A Teacher’s Tears of Joy
Two wonderful things happened today. I received my first phone call from a parent asking about her son. She wanted to know about behavior changes as he experienced a “major meltdown” at home. I explained that I had not noticed anything in particular and that he had not complained about anything explicit. As the conversation drew to a close, I asked her if she would mind sharing what happened so I could avoid or address a situation if I could see warning signs.
She replied, “H realized you were not going to be his teacher next year.” The tears flooded my eye, but they didn’t fall.
I took a deep breath to calm my elation. Then, I called a struggling student to my desk for a reading conference to gage her comprehension progress. This child arrived to second grade with a comprehension level that corresponded to the first grade at approximately the third month-first month. Imagine my surprise when she scored at a third grade level. I thought I was hallucinating. I asked her to return to her seat and told the class to silently read at their desk. I turned to face the window and let the tears flow. A few hours later, I retested her.
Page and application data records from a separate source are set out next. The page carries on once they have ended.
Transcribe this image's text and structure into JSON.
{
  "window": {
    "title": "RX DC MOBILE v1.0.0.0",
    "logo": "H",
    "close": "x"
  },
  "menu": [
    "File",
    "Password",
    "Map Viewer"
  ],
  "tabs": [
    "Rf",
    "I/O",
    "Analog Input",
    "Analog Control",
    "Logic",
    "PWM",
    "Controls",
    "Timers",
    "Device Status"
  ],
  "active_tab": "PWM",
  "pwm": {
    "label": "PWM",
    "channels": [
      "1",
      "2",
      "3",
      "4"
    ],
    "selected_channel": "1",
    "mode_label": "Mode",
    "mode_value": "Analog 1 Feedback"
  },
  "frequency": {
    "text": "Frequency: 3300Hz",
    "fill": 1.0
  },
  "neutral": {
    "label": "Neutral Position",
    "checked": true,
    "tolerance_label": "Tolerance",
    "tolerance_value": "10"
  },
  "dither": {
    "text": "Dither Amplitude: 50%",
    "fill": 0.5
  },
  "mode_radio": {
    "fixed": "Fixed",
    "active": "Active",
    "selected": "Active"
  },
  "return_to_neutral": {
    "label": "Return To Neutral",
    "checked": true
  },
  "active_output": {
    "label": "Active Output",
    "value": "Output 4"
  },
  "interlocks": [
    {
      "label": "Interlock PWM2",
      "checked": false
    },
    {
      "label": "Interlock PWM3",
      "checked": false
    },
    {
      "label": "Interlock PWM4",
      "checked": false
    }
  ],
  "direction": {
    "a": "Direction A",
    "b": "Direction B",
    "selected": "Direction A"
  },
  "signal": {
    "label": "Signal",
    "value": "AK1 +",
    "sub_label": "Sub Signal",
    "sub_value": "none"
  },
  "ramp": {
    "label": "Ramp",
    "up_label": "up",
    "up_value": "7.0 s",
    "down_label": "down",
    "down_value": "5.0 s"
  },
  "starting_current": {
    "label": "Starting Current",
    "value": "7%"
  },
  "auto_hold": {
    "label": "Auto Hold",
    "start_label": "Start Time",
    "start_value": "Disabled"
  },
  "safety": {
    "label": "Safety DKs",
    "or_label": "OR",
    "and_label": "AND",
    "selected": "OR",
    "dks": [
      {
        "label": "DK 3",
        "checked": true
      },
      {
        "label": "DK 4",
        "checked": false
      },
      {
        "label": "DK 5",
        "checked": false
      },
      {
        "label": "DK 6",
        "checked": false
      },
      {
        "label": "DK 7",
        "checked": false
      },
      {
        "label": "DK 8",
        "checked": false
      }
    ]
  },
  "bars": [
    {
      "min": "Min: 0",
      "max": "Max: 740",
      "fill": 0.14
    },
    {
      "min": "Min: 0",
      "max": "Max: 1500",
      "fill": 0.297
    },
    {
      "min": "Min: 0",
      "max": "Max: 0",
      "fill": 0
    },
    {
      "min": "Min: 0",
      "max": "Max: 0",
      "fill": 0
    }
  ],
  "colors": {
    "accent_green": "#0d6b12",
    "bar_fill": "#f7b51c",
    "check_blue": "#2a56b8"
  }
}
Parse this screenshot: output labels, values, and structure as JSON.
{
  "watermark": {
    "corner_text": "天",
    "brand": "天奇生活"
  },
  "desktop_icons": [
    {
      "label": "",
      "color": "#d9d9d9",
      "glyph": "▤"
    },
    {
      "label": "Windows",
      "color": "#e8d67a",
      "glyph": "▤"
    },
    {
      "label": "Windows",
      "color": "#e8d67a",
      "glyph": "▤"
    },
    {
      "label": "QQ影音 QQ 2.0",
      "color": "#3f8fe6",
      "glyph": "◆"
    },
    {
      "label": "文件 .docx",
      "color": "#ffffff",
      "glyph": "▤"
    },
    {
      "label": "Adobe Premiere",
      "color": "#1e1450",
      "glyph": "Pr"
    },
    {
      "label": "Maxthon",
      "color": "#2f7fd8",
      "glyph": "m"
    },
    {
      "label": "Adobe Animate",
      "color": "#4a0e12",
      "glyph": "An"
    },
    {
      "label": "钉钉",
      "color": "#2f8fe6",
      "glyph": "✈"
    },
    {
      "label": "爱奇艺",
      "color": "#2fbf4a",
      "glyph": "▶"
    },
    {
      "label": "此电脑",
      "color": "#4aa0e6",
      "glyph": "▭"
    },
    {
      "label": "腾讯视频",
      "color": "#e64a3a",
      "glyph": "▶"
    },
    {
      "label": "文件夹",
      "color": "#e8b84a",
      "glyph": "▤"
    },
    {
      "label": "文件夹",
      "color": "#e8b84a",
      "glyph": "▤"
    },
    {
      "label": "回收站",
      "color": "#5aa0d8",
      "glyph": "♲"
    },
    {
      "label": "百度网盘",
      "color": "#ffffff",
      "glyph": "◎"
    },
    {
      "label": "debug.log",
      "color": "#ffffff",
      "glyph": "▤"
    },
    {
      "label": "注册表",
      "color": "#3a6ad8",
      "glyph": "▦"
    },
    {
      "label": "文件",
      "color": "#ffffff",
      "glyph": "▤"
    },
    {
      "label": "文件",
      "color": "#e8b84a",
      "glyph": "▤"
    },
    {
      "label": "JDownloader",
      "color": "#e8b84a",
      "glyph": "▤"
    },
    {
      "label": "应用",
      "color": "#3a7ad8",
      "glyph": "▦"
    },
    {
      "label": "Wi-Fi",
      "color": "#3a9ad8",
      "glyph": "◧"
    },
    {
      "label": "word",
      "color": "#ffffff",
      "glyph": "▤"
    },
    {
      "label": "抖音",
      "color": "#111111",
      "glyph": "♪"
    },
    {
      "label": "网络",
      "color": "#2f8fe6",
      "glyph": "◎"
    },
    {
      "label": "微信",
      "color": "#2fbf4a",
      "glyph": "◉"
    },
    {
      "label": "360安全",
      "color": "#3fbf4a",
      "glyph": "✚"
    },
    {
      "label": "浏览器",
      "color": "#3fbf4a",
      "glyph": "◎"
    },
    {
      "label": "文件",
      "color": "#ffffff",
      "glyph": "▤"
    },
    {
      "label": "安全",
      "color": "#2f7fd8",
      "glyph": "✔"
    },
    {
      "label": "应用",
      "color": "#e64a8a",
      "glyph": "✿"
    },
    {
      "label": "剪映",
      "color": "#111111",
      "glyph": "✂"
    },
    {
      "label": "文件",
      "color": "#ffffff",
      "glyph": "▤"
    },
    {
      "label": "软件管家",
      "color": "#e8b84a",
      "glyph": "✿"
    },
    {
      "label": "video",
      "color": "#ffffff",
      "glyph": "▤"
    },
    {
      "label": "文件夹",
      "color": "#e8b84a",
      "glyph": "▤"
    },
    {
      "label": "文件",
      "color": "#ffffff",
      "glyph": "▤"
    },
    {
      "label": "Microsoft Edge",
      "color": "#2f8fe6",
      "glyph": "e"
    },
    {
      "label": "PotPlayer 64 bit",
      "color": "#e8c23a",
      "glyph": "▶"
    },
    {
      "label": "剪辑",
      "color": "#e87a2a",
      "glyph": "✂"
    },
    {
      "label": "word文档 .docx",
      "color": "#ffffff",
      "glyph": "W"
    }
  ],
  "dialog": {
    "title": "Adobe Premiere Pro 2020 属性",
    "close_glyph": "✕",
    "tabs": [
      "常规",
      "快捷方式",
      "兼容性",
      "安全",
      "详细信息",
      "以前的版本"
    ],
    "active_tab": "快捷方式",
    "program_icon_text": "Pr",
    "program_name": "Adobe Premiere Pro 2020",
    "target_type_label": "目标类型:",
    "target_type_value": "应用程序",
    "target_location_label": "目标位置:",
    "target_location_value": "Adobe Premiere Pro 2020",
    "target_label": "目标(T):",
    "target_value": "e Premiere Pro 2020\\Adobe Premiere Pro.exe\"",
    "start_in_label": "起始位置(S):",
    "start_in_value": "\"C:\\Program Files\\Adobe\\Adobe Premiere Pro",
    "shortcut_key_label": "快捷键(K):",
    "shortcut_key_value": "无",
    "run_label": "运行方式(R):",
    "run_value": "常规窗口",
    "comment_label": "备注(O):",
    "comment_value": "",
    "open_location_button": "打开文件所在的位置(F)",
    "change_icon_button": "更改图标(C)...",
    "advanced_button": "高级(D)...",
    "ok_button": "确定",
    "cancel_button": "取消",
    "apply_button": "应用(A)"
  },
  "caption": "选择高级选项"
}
She tested at the second grade level at approximately the seventh month.
I was so appreciative of their efforts, I let them play “teacher” for two entire hours. I wanted them to understand that I know what they felt when as they struggled to learn. I became the student who was frustrated, crying, giving up, looking out the window, complaining and interrupting. I was the student who solved the equation, but could not explain the process of completion. I was the student who jumped up for joy when I understood a concept, turned to explain things to my partner, gave myself a pat on the back or got up to take three belly breaths in our belly breath mirror.
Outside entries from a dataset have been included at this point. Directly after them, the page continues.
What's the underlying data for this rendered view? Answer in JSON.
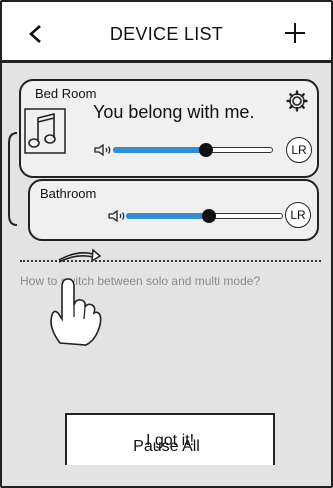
{
  "header": {
    "title": "DEVICE LIST",
    "back_icon": "chevron-left-icon",
    "add_icon": "plus-icon"
  },
  "devices": [
    {
      "name": "Bed Room",
      "song": "You belong with me.",
      "volume": 0.58,
      "channel": "LR"
    },
    {
      "name": "Bathroom",
      "volume": 0.53,
      "channel": "LR"
    }
  ],
  "tutorial": {
    "question": "How to switch between solo and multi mode?"
  },
  "buttons": {
    "got_it": "I got it!",
    "pause_all": "Pause All"
  },
  "colors": {
    "accent": "#2f8fcf",
    "background": "#e3e3e3"
  }
}
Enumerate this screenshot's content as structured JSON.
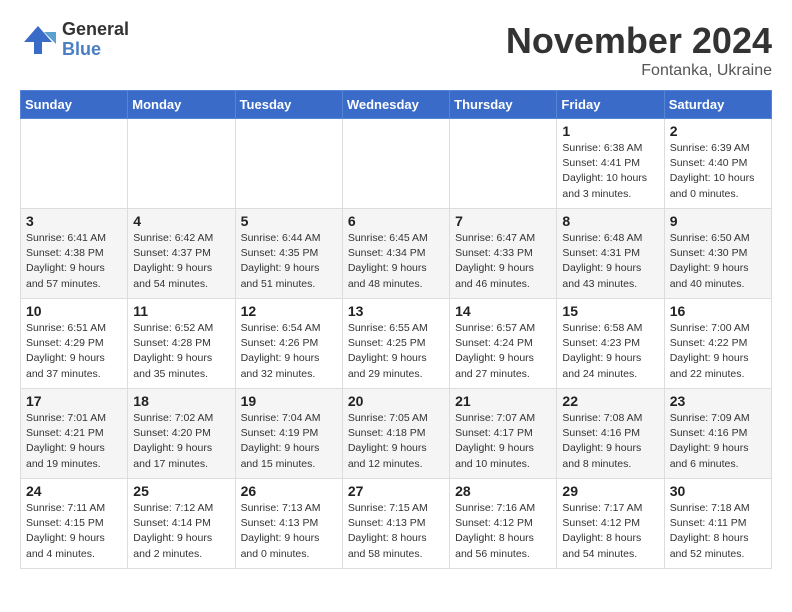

When their voices sounded exasperated and fussy, I put my head down and pretended I was crying. When I came to them with an imagined paper cut and asked for ice during a lesson, the tables were turned. “NO,” they all cried, “You are just trying to get out of class”.
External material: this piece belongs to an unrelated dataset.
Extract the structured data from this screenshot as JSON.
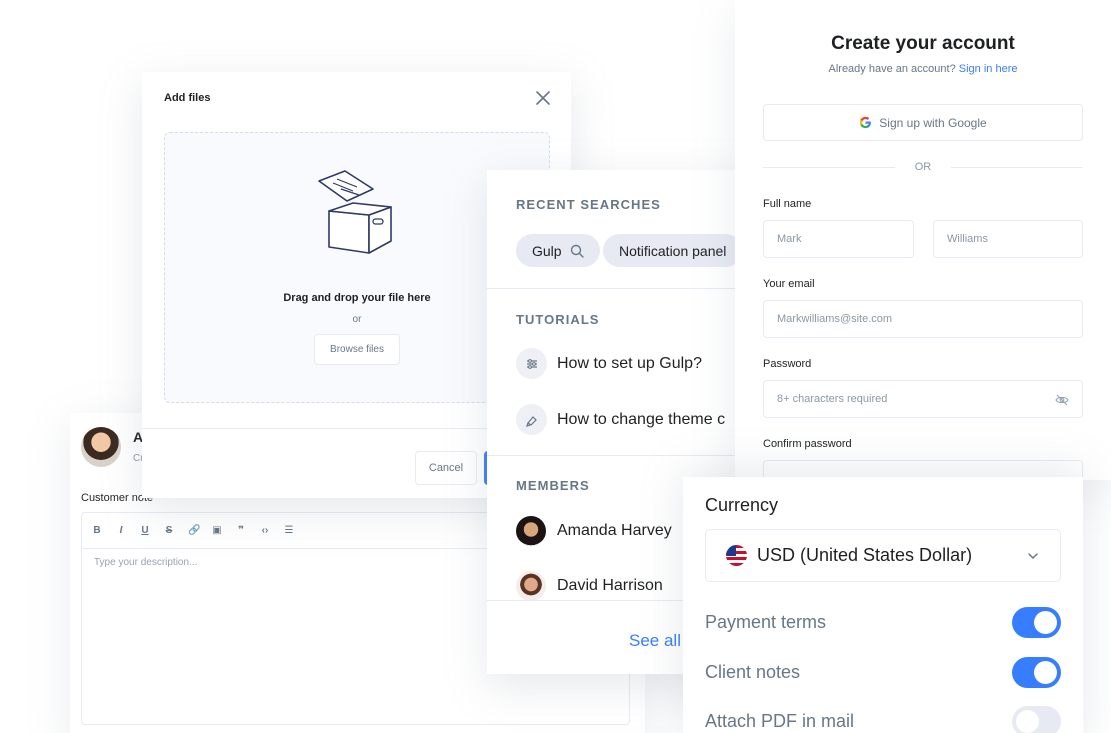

We all hugged and consoled each other. For now, we totally had seen a glimpse of what the other went through. Three of them vowed to never be a teacher.
It was a happy day!